Qatar motorists are on track to incur more than QR800 million in traffic fines this year, an analysis of government data has shown.
To put the figure in context, that’s more than enough to pay for the 13 schools and eight kindergartens built by Ashghal that opened during the 2014-15 academic year.
This is no small amount, as the government works to plug a QR46.5 billion deficit in its budget this year.
During the first month of 2016, the traffic department recorded more than 130,500 violations, according to new figures released this week by the Ministry of Development Planning and Statistics (MDPS). That’s slightly less than the monthly average of nearly 142,500 in 2015.
Assuming violations stay around that number for the rest of the year, the government could stand to collect more than QR834 million by December.
The MDPS breaks traffic violations down into several broad categories, with radar violations making up two-thirds of all offenses.
Applying the lowest financial penalty (downloads as a .doc file) for each infraction, the tickets in January add up to QR69.53 million. The actual figure is likely much higher, as additional fines are levied on speeding motorists depending on how fast they are driving.
Additionally, some of the MDPS’s categories encompass a variety of offenses, with penalties ranging from QR100 to QR6,000.
How much money the government will actually collect from traffic infractions remains to be seen.

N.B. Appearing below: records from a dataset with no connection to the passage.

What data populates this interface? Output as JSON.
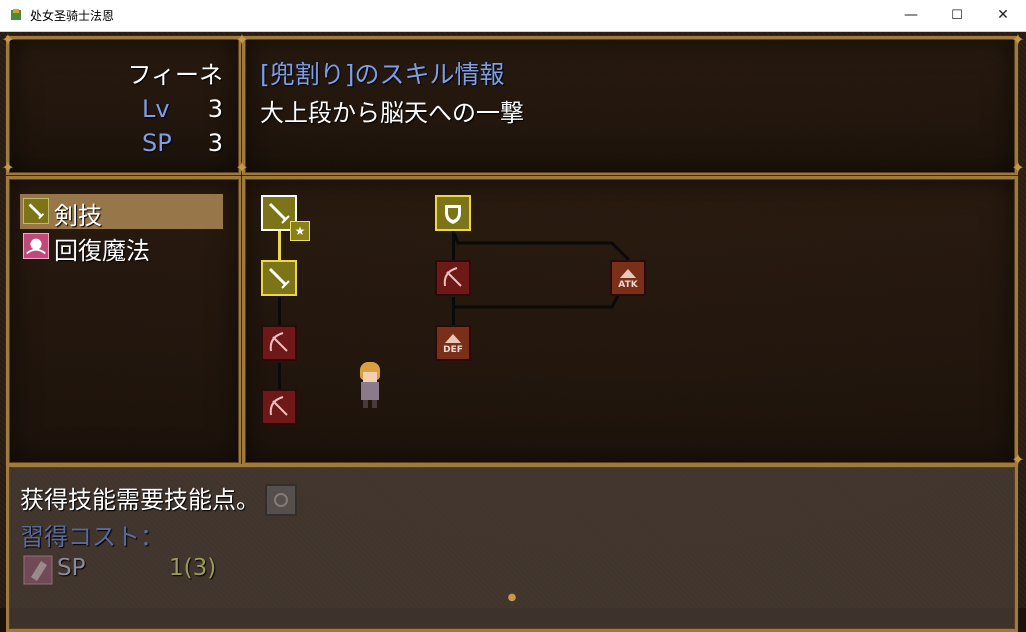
{
  "window": {
    "title": "处女圣骑士法恩",
    "controls": {
      "minimize": "—",
      "maximize": "☐",
      "close": "✕"
    }
  },
  "actor": {
    "name": "フィーネ",
    "lv_label": "Lv",
    "lv_value": "3",
    "sp_label": "SP",
    "sp_value": "3"
  },
  "skill_info": {
    "title": "[兜割り]のスキル情報",
    "description": "大上段から脳天への一撃"
  },
  "categories": [
    {
      "label": "剣技",
      "icon": "sword-icon",
      "selected": true
    },
    {
      "label": "回復魔法",
      "icon": "heal-magic-icon",
      "selected": false
    }
  ],
  "skill_tree": {
    "nodes": [
      {
        "icon": "sword-icon",
        "state": "learned-selected",
        "badge": "★"
      },
      {
        "icon": "shield-icon",
        "state": "available"
      },
      {
        "icon": "sword-icon",
        "state": "available"
      },
      {
        "icon": "bow-locked-icon",
        "state": "locked"
      },
      {
        "icon": "atk-up-icon",
        "state": "locked",
        "text": "ATK"
      },
      {
        "icon": "bow-locked-icon",
        "state": "locked"
      },
      {
        "icon": "def-up-icon",
        "state": "locked",
        "text": "DEF"
      },
      {
        "icon": "bow-locked-icon",
        "state": "locked"
      },
      {
        "icon": "hidden-icon",
        "state": "hidden"
      }
    ],
    "colors": {
      "learned": "#7a7418",
      "available_border": "#e8d84a",
      "locked": "#7a1a1a",
      "stat": "#8a3a20",
      "line_active": "#e8d84a",
      "line_inactive": "#0a0a0a"
    }
  },
  "message": {
    "text": "获得技能需要技能点。",
    "cost_label": "習得コスト：",
    "cost_icon": "scroll-icon",
    "cost_type": "SP",
    "cost_value": "1(3)"
  }
}
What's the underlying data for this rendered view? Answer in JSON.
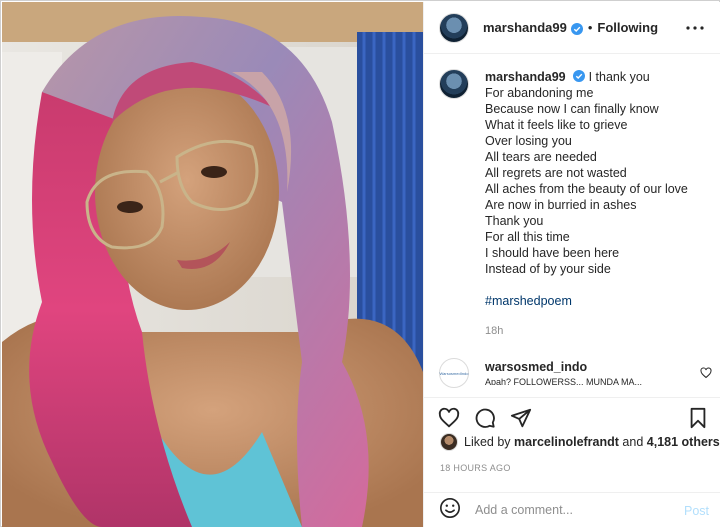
{
  "post": {
    "username": "marshanda99",
    "follow_state": "Following",
    "separator": "•"
  },
  "caption": {
    "username": "marshanda99",
    "lines": [
      "I thank you",
      "For abandoning me",
      "Because now I can finally know",
      "What it feels like to grieve",
      "Over losing you",
      "All tears are needed",
      "All regrets are not wasted",
      "All aches from the beauty of our love",
      "Are now in burried in ashes",
      "Thank you",
      "For all this time",
      "I should have been here",
      "Instead of by your side"
    ],
    "hashtag": "#marshedpoem",
    "age": "18h"
  },
  "comment": {
    "username": "warsosmed_indo",
    "text": "Apah? FOLLOWERSS... MUNDA MA...",
    "avatar_text": "WarsosmedIndo"
  },
  "likes": {
    "prefix": "Liked by",
    "user": "marcelinolefrandt",
    "connector": "and",
    "others": "4,181 others"
  },
  "timestamp": "18 HOURS AGO",
  "add_comment": {
    "placeholder": "Add a comment...",
    "post_label": "Post"
  },
  "colors": {
    "verified": "#3897f0",
    "link": "#00376b",
    "muted": "#8e8e8e",
    "post_disabled": "#b2dffc"
  },
  "icons": {
    "more": "more-horizontal-icon",
    "like": "heart-icon",
    "comment": "comment-bubble-icon",
    "share": "paper-plane-icon",
    "save": "bookmark-icon",
    "emoji": "smiley-icon",
    "verified": "verified-badge-icon"
  }
}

Authorities have historically had issues collecting traffic fines, especially from motorists who don’t live in the country.
In 2013, for example, officers were asked to keep an eye out for 42 Saudi vehicles that had racked up QR2.7 million in fines for committing 5,337 traffic violations in Qatar.
People living inside of Qatar also appear to be flaky when it comes to paying off fines. To get them to pay up, the Ministry of Interior recently announced a 50-percent discount on penalties incurred before Dec. 31, 2015. The offer expires next month, on April 7.
Prior to the collapse in energy prices, Qatar relied on oil and gas sales for more than half of government revenues, according to the country’s central bank.
Given the economic climate, the government has emphasized it will be working to diversify its revenue streams in the coming years. That reportedly includes the idea of introducing a value-added tax.